What you should do
Your answer should be every line of the records that contains the word "Application".

Data extract

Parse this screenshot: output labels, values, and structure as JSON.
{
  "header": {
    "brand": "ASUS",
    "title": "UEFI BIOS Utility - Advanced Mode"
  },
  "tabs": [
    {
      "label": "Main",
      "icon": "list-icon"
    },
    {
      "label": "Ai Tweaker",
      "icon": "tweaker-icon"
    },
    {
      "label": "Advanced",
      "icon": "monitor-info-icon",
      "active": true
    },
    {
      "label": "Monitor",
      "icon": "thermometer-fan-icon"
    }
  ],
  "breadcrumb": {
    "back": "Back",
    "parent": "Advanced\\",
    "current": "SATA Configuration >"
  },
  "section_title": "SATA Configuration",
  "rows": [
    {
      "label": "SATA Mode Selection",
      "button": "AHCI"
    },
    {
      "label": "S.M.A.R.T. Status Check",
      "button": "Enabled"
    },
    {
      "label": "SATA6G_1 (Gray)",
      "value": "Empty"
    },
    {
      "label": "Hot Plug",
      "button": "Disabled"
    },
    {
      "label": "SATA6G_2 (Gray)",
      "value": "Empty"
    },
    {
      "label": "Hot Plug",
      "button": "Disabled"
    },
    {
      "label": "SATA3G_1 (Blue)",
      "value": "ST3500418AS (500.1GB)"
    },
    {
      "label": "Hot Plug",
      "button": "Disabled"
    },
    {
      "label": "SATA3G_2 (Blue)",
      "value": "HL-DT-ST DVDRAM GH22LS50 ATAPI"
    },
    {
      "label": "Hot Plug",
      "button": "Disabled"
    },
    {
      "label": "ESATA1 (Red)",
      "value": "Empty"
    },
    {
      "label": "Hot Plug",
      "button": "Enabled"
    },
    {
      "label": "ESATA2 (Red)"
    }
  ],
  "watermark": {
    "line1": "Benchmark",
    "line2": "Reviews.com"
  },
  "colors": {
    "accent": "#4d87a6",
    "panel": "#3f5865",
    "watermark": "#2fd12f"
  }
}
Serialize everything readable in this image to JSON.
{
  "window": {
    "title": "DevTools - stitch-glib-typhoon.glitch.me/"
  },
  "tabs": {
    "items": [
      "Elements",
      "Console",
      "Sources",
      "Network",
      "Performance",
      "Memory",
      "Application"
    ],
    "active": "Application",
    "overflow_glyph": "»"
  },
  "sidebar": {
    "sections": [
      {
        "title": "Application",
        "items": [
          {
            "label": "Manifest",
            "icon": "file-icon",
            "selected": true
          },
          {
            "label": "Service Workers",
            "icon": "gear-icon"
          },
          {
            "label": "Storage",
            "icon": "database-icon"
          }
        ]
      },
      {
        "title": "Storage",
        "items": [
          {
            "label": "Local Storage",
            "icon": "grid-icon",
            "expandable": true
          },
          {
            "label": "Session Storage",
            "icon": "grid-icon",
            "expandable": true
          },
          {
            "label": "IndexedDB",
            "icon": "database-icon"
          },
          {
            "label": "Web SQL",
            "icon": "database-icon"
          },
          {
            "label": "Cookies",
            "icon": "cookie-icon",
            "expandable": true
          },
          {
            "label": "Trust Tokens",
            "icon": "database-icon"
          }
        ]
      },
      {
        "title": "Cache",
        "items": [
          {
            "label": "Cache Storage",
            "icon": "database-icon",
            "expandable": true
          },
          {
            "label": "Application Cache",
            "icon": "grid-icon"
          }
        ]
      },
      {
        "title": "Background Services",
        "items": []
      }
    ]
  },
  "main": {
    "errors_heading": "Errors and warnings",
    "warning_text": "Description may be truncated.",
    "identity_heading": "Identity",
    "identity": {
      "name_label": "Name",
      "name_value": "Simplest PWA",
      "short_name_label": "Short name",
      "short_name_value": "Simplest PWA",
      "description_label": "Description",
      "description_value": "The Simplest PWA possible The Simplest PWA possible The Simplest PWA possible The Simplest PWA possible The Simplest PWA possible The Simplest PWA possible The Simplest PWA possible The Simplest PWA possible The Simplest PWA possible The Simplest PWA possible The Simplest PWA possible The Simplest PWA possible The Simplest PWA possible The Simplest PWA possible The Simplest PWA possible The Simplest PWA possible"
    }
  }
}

Answer to this problem
      "Application"
    "active": "Application",
        "title": "Application",
            "label": "Application Cache",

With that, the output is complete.